verb (used without object), sub·sid·ed, sub·sid·ing.
Origin of subside
Examples from the Web for subside
During the rest of the day the young woman relaxes and heals, waiting for the swelling on her face to subside.Facial Tattoos: The Tribal Female Rite in Papua New Guinea|Brandon Presser|August 11, 2014|DAILY BEAST
And then, as the tremors begin to subside, Miyazaki cuts to a close-up of the ground: gray pebbles, a green weed.Hayao Miyazaki’s ‘The Wind Rises’: An Anime Icon Bows Out|Andrew Romano|November 15, 2013|DAILY BEAST
Once that happens, the pressure this fiasco is putting on the GOP will subside.
But the sense of loss is sickening and the shock has not begun to subside.
The president thinks that Republican extremism will subside if he wins in November.Michael Tomasky on Obama’s Delusions About the GOP’s ‘Fever’ Breaking|Michael Tomasky|June 7, 2012|DAILY BEAST
Toward morning the paroxysms appeared to reach a climax and then to subside.'Me-Smith'|Caroline Lockhart
They are manifestly errors of a later date, which were to appear after those of Rome should subside, having lost their influence.Sermons on Various Important Subjects|Andrew Lee
"You must not offend the Republicans and injure our amendment," they argued, and she would acquiesce and subside.The Life and Work of Susan B. Anthony (Volume 2 of 2)|Ida Husted Harper

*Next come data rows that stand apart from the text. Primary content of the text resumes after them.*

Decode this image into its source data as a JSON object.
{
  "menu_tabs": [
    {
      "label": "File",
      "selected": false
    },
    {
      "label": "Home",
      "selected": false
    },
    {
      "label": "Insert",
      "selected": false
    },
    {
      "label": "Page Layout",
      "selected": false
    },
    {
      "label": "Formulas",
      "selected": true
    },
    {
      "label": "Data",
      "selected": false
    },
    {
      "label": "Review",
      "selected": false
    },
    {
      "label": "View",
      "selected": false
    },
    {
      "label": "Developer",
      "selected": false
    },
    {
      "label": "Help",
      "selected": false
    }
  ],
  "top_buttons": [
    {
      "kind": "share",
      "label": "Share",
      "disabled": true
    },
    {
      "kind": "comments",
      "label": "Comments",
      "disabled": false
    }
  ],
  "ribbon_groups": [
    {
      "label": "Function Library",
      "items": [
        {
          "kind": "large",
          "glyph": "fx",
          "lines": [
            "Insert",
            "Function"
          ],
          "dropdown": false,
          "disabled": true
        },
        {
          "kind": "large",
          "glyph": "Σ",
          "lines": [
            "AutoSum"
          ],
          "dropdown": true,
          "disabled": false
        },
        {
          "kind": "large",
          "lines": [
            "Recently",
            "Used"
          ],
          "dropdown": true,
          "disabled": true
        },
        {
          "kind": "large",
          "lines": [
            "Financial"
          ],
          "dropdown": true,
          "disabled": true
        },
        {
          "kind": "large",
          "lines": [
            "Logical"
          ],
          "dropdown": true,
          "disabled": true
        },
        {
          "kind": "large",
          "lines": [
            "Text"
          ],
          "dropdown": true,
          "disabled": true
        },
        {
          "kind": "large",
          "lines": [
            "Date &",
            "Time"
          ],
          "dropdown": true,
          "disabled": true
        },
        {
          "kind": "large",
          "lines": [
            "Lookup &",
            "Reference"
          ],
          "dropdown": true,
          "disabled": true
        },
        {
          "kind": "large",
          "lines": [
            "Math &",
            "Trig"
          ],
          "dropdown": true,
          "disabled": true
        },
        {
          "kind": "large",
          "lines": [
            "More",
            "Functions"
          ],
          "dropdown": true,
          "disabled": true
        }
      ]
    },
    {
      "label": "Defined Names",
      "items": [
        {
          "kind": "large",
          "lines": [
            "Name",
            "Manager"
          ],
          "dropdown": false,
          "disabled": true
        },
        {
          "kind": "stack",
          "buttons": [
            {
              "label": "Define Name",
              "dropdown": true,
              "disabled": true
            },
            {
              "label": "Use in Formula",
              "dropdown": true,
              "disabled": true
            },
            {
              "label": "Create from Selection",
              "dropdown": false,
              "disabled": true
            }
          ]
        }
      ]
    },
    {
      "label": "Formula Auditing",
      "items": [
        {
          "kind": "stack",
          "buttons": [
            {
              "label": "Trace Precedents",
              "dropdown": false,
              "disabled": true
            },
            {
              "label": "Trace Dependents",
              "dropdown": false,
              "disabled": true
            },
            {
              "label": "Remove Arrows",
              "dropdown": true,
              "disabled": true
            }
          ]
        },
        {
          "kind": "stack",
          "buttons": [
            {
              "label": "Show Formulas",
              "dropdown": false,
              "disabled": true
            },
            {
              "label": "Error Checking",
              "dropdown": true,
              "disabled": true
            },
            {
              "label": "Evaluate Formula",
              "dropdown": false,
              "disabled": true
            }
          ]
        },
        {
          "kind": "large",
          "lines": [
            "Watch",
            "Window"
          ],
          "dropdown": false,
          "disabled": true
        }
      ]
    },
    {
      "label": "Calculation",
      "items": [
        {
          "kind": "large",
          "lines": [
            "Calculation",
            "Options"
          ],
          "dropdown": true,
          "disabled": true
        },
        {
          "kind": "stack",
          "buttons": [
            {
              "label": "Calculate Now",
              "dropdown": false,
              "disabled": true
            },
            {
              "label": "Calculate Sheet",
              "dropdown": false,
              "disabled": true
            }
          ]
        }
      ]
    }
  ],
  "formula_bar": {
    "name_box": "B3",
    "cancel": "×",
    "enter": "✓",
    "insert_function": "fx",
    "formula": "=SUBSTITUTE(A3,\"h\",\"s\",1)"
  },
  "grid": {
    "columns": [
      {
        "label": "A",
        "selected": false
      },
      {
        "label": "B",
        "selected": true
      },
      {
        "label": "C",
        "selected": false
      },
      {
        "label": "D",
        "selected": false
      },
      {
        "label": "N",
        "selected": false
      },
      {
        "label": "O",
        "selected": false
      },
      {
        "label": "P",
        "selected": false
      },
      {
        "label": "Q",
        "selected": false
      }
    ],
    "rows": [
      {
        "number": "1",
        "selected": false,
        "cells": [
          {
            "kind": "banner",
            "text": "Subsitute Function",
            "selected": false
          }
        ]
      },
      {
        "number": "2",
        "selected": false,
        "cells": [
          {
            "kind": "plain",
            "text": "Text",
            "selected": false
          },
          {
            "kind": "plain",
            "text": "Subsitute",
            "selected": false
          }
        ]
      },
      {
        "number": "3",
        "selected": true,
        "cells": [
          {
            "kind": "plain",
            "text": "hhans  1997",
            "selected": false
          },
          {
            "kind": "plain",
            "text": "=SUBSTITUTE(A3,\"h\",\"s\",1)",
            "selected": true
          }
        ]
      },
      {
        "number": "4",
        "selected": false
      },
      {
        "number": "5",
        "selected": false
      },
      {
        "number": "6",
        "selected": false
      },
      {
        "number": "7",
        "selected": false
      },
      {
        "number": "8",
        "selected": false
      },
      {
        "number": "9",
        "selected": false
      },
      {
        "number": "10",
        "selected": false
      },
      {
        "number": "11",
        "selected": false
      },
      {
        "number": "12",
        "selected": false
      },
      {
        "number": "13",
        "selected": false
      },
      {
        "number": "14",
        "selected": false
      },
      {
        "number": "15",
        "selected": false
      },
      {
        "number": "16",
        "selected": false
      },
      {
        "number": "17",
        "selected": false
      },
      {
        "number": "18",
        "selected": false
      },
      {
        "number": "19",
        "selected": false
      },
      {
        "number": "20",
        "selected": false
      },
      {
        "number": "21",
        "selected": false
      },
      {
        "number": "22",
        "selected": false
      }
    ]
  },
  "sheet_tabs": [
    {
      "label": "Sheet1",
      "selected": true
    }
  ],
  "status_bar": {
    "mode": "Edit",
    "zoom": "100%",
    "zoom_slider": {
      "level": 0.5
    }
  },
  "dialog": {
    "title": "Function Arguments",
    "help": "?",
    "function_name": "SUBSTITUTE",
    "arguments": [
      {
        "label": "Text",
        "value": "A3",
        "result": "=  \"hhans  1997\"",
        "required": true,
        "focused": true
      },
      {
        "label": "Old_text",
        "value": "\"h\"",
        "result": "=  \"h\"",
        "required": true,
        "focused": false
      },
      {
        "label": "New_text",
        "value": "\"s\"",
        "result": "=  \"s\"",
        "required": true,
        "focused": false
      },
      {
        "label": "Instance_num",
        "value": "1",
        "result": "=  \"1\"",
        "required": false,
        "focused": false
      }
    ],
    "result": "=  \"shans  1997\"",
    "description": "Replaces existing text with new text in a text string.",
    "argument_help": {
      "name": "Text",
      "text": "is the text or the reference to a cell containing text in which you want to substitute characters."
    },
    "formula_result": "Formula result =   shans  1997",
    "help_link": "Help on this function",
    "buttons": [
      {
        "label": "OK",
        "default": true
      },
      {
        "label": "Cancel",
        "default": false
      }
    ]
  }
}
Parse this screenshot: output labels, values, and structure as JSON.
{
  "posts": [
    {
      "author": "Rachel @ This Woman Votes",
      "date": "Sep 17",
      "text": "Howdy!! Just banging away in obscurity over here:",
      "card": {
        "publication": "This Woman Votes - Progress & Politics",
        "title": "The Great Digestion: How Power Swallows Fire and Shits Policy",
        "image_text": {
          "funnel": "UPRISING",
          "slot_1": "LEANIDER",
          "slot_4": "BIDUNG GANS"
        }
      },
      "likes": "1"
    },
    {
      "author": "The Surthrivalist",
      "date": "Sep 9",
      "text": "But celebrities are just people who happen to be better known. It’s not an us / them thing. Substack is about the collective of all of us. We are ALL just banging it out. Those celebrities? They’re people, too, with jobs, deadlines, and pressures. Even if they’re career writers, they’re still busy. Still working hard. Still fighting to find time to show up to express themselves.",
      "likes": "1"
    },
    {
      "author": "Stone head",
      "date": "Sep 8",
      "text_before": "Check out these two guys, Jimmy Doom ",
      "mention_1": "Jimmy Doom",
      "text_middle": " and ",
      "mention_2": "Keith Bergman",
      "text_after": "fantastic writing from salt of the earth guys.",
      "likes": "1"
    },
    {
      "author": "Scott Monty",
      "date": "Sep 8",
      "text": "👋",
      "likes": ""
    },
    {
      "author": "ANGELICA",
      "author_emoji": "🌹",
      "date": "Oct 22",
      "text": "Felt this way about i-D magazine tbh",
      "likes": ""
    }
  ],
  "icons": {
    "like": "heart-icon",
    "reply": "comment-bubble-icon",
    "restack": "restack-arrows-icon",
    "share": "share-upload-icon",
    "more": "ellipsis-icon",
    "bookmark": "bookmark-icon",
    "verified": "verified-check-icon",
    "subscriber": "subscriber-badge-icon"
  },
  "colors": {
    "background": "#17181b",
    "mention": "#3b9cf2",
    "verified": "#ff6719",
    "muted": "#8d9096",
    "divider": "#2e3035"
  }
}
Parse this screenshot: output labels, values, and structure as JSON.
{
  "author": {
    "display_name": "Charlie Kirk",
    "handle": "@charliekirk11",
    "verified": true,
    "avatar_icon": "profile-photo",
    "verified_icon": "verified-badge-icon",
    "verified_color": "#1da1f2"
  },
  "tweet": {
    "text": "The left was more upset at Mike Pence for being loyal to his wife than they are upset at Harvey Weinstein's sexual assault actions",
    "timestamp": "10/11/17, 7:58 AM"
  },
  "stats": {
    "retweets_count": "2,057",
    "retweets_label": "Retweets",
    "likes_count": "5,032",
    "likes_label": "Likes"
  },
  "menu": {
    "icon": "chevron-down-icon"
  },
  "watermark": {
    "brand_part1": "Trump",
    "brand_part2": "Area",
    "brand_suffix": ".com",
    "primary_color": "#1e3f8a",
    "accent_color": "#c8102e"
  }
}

After allowing the starch to subside, the juice should be concentrated to about the density of 1.4.The Commercial Products of the Vegetable Kingdom|P. L. Simmonds
Aurora and Clotilde heard the strife begin, increase, subside, rise again and decrease.The Grandissimes|George Washington Cable
British Dictionary definitions for subside
Word Origin for subside
Word Origin and History for subside
1680s, "to sink to the bottom," from Latin subsidere "settle, sink, sit down or remain," from sub "down" (see sub-) + sidere "to settle," related to sedere (see sedentary). Meaning "to sink to a lower level, be reduced" is from 1706. Related: Subsided; subsiding.